**What the task asks**
Below is a block of records. Copy every line in it that contains the word "title".
[Opening Supplied material section]
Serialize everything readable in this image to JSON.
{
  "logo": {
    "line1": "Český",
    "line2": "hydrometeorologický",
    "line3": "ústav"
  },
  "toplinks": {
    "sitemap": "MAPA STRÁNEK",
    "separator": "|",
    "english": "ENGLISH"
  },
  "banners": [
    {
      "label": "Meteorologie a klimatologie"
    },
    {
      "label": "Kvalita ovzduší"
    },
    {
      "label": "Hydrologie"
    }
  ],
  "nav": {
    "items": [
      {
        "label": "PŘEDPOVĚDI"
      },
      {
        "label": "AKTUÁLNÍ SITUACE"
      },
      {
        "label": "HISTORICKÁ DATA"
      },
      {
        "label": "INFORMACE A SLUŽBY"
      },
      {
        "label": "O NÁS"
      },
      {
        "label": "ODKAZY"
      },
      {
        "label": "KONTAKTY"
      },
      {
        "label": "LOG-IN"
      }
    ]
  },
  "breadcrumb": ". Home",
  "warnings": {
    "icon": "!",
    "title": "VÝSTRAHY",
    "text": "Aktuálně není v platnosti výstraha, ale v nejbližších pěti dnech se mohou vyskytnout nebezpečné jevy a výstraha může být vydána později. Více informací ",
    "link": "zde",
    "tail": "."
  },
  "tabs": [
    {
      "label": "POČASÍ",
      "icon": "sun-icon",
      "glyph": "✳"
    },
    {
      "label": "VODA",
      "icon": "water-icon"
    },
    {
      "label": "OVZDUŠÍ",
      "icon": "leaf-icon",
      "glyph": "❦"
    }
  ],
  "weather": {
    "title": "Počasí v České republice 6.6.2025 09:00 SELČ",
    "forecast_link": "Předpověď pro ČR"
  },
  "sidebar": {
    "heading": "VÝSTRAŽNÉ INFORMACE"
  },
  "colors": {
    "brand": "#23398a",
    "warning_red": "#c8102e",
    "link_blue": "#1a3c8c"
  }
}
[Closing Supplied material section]
**Your solution**
    "title": "VÝSTRAHY",
    "title": "Počasí v České republice 6.6.2025 09:00 SELČ",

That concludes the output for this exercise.